### DESCRIPTION OF THE TASK
Search the entries below for the word "JSON" and copy every line where it appears.

[Website and app data records]

○ ○ ○

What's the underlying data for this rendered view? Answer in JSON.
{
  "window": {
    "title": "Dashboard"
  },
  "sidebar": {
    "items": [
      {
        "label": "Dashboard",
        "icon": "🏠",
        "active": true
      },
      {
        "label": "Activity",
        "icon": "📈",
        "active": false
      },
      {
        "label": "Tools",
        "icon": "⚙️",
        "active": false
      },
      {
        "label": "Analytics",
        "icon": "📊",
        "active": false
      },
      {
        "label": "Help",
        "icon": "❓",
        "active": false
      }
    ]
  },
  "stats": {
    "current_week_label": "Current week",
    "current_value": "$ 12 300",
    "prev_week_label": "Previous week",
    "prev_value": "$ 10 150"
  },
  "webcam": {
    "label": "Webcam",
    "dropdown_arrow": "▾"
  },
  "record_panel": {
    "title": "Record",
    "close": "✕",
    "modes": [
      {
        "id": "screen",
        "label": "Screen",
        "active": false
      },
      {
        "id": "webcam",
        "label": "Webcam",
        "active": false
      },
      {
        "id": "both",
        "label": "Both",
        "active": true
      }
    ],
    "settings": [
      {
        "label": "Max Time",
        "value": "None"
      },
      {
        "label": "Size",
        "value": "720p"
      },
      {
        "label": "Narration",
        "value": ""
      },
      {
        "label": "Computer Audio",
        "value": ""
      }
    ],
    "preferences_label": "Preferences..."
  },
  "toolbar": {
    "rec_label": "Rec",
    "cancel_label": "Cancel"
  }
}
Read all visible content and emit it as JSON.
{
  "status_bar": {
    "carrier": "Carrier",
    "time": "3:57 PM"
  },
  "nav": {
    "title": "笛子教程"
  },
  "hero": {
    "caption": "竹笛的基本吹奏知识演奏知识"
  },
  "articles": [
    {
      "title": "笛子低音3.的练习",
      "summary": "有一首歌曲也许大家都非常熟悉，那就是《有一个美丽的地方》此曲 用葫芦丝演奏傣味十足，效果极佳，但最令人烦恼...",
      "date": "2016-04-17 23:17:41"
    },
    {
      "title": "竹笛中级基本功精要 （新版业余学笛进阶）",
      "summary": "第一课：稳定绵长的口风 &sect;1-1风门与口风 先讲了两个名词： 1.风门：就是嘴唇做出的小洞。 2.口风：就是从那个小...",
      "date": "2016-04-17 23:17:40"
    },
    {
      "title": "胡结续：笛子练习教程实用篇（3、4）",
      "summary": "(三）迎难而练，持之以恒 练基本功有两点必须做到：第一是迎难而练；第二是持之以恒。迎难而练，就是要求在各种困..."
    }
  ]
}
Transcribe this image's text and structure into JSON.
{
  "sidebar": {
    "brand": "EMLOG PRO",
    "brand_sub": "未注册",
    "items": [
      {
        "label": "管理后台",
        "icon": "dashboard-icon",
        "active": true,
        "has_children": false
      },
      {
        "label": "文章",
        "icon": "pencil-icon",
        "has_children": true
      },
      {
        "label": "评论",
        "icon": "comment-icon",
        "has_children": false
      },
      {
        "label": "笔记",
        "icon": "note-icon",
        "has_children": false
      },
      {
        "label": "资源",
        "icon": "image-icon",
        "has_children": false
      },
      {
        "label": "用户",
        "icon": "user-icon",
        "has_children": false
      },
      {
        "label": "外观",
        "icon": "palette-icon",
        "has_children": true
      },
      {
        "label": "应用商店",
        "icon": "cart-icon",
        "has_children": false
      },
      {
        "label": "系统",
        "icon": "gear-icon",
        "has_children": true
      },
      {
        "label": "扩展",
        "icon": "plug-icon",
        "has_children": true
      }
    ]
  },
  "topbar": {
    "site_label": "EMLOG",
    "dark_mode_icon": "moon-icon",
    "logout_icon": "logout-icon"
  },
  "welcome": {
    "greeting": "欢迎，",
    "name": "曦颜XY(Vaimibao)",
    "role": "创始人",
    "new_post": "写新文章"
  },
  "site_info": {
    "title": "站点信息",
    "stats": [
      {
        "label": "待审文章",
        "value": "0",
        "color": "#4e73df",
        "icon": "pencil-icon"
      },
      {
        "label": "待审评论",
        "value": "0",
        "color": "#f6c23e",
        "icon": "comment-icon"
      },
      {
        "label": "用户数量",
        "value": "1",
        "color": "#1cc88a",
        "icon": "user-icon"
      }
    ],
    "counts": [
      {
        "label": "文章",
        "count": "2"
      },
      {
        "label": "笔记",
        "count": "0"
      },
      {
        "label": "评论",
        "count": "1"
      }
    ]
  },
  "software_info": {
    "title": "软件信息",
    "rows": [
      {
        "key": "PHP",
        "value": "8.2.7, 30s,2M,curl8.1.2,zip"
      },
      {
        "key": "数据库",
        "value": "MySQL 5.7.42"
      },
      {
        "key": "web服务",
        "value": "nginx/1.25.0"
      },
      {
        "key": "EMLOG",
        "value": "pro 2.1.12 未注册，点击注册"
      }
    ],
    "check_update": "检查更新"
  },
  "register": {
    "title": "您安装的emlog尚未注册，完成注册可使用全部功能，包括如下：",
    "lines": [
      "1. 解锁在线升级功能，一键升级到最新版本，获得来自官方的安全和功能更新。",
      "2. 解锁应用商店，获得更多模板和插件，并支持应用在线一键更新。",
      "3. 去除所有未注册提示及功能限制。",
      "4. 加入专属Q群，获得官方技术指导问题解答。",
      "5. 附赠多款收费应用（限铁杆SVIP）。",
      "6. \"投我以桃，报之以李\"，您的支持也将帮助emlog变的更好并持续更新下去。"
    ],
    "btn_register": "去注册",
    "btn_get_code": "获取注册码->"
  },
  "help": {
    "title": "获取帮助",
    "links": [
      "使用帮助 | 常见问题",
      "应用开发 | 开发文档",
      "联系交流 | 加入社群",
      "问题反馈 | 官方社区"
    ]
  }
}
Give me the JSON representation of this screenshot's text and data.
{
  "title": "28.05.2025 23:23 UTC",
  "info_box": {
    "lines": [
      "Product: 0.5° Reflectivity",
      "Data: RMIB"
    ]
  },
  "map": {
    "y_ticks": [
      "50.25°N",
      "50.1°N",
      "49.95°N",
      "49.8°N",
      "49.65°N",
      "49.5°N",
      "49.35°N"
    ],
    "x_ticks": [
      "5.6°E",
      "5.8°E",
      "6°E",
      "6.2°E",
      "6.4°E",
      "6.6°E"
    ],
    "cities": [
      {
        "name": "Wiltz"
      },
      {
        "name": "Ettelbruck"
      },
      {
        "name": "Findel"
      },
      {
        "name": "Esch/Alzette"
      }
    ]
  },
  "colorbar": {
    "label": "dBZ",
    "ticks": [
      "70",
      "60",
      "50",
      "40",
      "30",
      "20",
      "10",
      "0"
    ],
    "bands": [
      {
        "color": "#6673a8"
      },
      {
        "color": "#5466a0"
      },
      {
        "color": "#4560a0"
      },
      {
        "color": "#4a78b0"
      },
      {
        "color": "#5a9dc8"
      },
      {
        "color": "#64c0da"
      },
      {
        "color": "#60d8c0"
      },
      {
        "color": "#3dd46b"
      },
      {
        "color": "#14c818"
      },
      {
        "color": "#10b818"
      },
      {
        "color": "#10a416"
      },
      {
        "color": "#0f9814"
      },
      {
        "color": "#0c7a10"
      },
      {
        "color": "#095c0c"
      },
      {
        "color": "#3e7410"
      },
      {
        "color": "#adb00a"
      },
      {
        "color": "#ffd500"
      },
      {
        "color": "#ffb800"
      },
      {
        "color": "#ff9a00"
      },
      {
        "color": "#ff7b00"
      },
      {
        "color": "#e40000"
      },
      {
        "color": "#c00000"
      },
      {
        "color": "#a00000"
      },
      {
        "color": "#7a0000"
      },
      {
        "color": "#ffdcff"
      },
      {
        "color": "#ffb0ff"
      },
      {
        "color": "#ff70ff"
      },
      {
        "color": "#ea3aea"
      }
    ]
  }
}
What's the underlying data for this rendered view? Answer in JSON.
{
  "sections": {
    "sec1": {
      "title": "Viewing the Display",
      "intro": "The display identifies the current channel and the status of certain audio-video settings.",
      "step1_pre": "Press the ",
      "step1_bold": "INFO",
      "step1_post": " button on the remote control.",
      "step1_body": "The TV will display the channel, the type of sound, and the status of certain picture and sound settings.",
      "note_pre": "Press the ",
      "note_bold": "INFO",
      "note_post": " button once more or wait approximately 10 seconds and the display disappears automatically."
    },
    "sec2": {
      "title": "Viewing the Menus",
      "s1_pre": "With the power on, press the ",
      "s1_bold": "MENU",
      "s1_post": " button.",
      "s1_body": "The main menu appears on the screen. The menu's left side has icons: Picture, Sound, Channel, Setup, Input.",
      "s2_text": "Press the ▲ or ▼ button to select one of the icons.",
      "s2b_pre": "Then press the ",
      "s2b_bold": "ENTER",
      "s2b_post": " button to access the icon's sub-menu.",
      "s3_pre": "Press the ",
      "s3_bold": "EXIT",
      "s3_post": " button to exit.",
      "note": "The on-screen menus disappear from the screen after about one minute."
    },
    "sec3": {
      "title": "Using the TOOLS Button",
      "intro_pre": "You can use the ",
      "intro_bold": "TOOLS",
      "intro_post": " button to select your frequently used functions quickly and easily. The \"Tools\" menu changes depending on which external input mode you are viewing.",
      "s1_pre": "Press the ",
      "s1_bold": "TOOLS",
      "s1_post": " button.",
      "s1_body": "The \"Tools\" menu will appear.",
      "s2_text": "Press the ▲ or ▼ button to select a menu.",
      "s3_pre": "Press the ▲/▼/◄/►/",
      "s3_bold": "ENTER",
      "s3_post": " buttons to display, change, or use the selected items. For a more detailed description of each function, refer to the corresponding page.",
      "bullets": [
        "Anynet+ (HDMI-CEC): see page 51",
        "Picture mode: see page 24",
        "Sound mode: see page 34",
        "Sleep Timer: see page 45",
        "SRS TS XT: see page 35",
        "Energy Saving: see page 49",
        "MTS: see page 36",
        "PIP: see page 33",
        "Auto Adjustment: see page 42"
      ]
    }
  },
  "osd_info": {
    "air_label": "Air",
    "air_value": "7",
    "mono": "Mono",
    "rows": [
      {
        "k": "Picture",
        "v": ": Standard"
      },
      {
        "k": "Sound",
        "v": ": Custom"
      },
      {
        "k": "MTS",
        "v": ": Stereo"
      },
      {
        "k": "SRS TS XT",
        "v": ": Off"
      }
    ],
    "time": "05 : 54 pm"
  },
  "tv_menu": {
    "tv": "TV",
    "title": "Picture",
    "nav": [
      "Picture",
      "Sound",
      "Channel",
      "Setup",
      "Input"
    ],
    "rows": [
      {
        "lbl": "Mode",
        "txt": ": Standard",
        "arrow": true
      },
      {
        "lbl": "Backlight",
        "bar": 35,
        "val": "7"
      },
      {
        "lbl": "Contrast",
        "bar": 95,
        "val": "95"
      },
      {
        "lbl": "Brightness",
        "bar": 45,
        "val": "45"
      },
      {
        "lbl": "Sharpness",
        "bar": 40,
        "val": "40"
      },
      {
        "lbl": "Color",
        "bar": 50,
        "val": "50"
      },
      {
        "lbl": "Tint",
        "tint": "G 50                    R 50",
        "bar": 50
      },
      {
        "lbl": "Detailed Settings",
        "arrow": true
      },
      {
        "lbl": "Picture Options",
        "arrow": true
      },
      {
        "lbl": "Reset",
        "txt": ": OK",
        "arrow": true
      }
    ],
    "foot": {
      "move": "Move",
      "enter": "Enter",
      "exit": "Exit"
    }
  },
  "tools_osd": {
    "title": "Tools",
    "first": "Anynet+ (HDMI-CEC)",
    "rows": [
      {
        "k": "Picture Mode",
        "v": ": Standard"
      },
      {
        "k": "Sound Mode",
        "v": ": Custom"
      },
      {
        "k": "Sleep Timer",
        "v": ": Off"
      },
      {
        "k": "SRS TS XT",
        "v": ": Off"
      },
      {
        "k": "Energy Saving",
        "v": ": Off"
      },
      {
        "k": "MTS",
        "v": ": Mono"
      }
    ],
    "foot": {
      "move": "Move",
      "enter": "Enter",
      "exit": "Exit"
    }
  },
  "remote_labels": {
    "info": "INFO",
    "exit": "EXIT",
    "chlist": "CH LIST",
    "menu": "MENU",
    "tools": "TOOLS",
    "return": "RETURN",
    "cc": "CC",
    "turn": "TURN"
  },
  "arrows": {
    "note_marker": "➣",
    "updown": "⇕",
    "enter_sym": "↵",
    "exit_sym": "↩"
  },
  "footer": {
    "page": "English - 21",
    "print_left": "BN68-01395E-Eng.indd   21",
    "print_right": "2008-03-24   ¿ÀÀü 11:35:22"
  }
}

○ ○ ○

### ANSWER FOR THIS EXERCISE
What's the underlying data for this rendered view? Answer in JSON.
Read all visible content and emit it as JSON.
Transcribe this image's text and structure into JSON.
Give me the JSON representation of this screenshot's text and data.
What's the underlying data for this rendered view? Answer in JSON.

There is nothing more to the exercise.